● What to sow? The legal environment for contract farming, with the assurance of a price (based on projected future market prices by corporates) to the farmers at the time of sowing, will help them take cropping decisions based on forward prices. This will increase household income and mitigate market risk, protecting the farmer from cyclical prices of agricultural products.
● How much to invest? Long-term contracts with farmers will justify higher investments on farms through increased farm mechanization* and faster shift to high-value products such as horticulture and fisheries. This move can be further accelerated through agricultural advisory services, provision of inputs, and credit support by corporates.
Companies which enter into contracts with farmers can reap the following benefits:
● What to store? Coupled with the removal of warehousing caps under the Essential Commodities Act, companies can adopt a market-based warehousing system to stock up on goods based on forecasts of future shortages and trading prices.
● How much to charge? Better control of the quality and traceability of products can help firms tap into the trend of greater consumer awareness about food safety and hygiene in the domestic market. This also opens up the scope for international trade with ITC* planning to create export-oriented fruit and vegetable clusters.
Beware of the pitfalls
While the ordinance is a positive move towards freedom of contracting, it still perpetuates the threat of government interference and fails to address larger structural conditions:
● Lack of bargaining power: Big buyers going to individual farmers is not an efficient proposition.
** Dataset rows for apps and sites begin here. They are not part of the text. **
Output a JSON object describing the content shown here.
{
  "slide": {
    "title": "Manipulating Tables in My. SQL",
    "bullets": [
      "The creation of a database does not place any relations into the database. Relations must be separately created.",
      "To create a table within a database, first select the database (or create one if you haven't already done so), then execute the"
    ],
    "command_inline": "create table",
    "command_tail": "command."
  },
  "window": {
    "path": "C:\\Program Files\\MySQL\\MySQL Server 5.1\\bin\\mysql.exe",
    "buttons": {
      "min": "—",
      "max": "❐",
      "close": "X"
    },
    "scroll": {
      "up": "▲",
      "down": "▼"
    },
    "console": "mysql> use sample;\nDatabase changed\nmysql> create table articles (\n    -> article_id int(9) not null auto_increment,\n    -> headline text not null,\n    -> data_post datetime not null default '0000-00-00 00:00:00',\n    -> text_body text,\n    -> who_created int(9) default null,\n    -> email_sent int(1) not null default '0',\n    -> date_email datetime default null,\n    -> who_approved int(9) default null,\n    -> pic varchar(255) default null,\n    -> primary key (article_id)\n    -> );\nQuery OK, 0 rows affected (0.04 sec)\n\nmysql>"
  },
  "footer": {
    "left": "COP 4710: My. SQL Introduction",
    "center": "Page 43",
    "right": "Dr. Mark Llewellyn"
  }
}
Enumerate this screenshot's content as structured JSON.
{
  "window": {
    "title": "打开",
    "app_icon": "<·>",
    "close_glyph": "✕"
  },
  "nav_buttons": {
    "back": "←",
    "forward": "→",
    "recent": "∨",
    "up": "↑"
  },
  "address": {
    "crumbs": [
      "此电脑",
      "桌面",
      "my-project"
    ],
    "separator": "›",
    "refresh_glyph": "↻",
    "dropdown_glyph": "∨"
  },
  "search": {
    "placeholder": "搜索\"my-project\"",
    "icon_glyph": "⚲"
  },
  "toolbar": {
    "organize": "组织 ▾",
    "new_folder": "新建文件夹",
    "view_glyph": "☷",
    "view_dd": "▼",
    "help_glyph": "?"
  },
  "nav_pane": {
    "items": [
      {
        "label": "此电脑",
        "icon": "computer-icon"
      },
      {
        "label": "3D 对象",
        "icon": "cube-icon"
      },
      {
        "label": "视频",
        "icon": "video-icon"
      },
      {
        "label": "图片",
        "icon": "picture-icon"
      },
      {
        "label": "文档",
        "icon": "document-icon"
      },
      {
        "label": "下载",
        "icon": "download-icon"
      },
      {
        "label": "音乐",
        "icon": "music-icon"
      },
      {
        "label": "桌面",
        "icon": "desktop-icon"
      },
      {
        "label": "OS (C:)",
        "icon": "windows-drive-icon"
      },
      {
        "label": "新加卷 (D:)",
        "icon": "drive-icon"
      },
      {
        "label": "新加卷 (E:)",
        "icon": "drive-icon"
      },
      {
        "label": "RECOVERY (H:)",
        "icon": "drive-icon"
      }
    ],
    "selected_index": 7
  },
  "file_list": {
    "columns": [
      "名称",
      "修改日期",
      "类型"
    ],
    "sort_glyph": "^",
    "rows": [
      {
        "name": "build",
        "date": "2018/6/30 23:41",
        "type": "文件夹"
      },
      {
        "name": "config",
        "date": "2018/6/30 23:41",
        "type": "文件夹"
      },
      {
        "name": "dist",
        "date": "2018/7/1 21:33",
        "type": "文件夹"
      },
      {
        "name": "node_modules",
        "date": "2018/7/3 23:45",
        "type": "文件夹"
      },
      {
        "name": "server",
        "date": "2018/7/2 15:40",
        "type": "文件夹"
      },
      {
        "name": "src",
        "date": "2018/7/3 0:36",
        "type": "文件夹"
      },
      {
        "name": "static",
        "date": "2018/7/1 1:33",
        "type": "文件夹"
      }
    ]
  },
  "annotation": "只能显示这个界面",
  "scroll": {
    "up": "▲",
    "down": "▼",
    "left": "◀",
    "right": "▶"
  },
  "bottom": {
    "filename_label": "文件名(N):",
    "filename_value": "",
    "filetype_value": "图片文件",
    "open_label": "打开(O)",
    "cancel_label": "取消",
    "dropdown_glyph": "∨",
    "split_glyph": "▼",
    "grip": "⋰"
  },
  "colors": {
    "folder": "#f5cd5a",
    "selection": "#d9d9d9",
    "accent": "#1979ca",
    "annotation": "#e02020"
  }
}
Farmer producer organizations (FPOs), based on local interests, need to be created to lower transaction costs, ensure uniform quality, and improve the bargaining power of farmers vis-à-vis these large buyers.
● Executive adjudication: The ordinance delegates dispute resolution to the executive (sub-divisional magistrate), who will not be bound by rules of procedure, instead of the judiciary. This gives the government more powers than the parties in cases of conflict.
● Suo Motu litigation: The government may intervene in cases where neither of the parties to a farming contract has raised a dispute, thus violating the ‘privity of contract’.
Avoiding the tyranny of good intentions
Can this nationally driven reform work? India is vast and heterogeneous and bears similarities with the EU. Hence the government needs to step up if it wants to create a national market. Economic enterprise can only go so far, common markets require significant politica